_THE TASK:_
Write out the whole listing below so that every line matches exactly.

_SOURCE MATERIAL:_
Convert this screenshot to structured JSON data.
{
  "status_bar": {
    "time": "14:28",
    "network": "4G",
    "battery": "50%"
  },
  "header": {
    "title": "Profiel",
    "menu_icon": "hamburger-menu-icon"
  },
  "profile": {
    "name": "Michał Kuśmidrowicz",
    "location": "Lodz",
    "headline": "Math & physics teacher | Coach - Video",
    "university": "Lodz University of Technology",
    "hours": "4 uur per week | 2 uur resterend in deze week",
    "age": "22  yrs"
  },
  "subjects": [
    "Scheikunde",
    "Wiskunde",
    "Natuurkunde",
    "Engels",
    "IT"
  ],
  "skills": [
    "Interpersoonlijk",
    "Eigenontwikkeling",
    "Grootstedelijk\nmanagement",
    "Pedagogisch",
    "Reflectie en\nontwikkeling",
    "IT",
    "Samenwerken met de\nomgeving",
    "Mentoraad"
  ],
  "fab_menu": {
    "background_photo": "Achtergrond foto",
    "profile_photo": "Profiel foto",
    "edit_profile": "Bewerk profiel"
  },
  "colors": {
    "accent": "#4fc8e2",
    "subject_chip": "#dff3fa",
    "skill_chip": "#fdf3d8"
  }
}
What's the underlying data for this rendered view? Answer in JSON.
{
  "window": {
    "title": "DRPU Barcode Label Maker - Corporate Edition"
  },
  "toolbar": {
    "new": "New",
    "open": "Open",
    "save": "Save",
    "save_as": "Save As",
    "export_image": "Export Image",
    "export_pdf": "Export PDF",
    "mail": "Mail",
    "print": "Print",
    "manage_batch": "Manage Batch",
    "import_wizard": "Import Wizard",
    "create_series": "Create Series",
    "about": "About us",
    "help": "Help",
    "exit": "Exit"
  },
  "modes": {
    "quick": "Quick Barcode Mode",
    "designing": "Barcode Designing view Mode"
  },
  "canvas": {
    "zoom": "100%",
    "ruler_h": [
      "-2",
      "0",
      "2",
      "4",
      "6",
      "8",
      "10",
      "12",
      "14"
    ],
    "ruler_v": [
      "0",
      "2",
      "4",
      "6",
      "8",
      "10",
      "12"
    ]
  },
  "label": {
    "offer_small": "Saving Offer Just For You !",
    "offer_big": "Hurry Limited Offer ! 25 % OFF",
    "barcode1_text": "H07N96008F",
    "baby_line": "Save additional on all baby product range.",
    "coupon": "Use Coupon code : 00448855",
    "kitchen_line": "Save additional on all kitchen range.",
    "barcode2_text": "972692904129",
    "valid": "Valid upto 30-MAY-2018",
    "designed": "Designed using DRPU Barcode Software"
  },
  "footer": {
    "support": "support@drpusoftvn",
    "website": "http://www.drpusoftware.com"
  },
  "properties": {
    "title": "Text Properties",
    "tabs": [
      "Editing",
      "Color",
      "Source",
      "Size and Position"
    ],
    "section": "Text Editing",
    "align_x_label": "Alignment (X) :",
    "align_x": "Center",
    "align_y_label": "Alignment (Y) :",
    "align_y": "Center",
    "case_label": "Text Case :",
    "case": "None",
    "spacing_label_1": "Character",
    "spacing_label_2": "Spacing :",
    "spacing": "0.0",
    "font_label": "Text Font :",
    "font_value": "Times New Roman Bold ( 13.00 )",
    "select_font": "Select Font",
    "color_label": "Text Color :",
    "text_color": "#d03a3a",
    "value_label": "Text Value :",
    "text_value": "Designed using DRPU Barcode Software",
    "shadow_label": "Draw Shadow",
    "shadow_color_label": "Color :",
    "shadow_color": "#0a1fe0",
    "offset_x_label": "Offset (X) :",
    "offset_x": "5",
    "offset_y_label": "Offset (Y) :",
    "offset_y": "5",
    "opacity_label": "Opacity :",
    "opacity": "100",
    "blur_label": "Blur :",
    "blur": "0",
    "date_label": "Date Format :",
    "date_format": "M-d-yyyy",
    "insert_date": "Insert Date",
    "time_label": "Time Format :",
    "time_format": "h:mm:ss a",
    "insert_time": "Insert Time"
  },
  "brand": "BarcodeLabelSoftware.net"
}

_OUTPUT FOR THIS TASK:_
Convert this screenshot to structured JSON data.
{
  "status_bar": {
    "time": "14:28",
    "network": "4G",
    "battery": "50%"
  },
  "header": {
    "title": "Profiel",
    "menu_icon": "hamburger-menu-icon"
  },
  "profile": {
    "name": "Michał Kuśmidrowicz",
    "location": "Lodz",
    "headline": "Math & physics teacher | Coach - Video",
    "university": "Lodz University of Technology",
    "hours": "4 uur per week | 2 uur resterend in deze week",
    "age": "22  yrs"
  },
  "subjects": [
    "Scheikunde",
    "Wiskunde",
    "Natuurkunde",
    "Engels",
    "IT"
  ],
  "skills": [
    "Interpersoonlijk",
    "Eigenontwikkeling",
    "Grootstedelijk\nmanagement",
    "Pedagogisch",
    "Reflectie en\nontwikkeling",
    "IT",
    "Samenwerken met de\nomgeving",
    "Mentoraad"
  ],
  "fab_menu": {
    "background_photo": "Achtergrond foto",
    "profile_photo": "Profiel foto",
    "edit_profile": "Bewerk profiel"
  },
  "colors": {
    "accent": "#4fc8e2",
    "subject_chip": "#dff3fa",
    "skill_chip": "#fdf3d8"
  }
}
What's the underlying data for this rendered view? Answer in JSON.
{
  "window": {
    "title": "DRPU Barcode Label Maker - Corporate Edition"
  },
  "toolbar": {
    "new": "New",
    "open": "Open",
    "save": "Save",
    "save_as": "Save As",
    "export_image": "Export Image",
    "export_pdf": "Export PDF",
    "mail": "Mail",
    "print": "Print",
    "manage_batch": "Manage Batch",
    "import_wizard": "Import Wizard",
    "create_series": "Create Series",
    "about": "About us",
    "help": "Help",
    "exit": "Exit"
  },
  "modes": {
    "quick": "Quick Barcode Mode",
    "designing": "Barcode Designing view Mode"
  },
  "canvas": {
    "zoom": "100%",
    "ruler_h": [
      "-2",
      "0",
      "2",
      "4",
      "6",
      "8",
      "10",
      "12",
      "14"
    ],
    "ruler_v": [
      "0",
      "2",
      "4",
      "6",
      "8",
      "10",
      "12"
    ]
  },
  "label": {
    "offer_small": "Saving Offer Just For You !",
    "offer_big": "Hurry Limited Offer ! 25 % OFF",
    "barcode1_text": "H07N96008F",
    "baby_line": "Save additional on all baby product range.",
    "coupon": "Use Coupon code : 00448855",
    "kitchen_line": "Save additional on all kitchen range.",
    "barcode2_text": "972692904129",
    "valid": "Valid upto 30-MAY-2018",
    "designed": "Designed using DRPU Barcode Software"
  },
  "footer": {
    "support": "support@drpusoftvn",
    "website": "http://www.drpusoftware.com"
  },
  "properties": {
    "title": "Text Properties",
    "tabs": [
      "Editing",
      "Color",
      "Source",
      "Size and Position"
    ],
    "section": "Text Editing",
    "align_x_label": "Alignment (X) :",
    "align_x": "Center",
    "align_y_label": "Alignment (Y) :",
    "align_y": "Center",
    "case_label": "Text Case :",
    "case": "None",
    "spacing_label_1": "Character",
    "spacing_label_2": "Spacing :",
    "spacing": "0.0",
    "font_label": "Text Font :",
    "font_value": "Times New Roman Bold ( 13.00 )",
    "select_font": "Select Font",
    "color_label": "Text Color :",
    "text_color": "#d03a3a",
    "value_label": "Text Value :",
    "text_value": "Designed using DRPU Barcode Software",
    "shadow_label": "Draw Shadow",
    "shadow_color_label": "Color :",
    "shadow_color": "#0a1fe0",
    "offset_x_label": "Offset (X) :",
    "offset_x": "5",
    "offset_y_label": "Offset (Y) :",
    "offset_y": "5",
    "opacity_label": "Opacity :",
    "opacity": "100",
    "blur_label": "Blur :",
    "blur": "0",
    "date_label": "Date Format :",
    "date_format": "M-d-yyyy",
    "insert_date": "Insert Date",
    "time_label": "Time Format :",
    "time_format": "h:mm:ss a",
    "insert_time": "Insert Time"
  },
  "brand": "BarcodeLabelSoftware.net"
}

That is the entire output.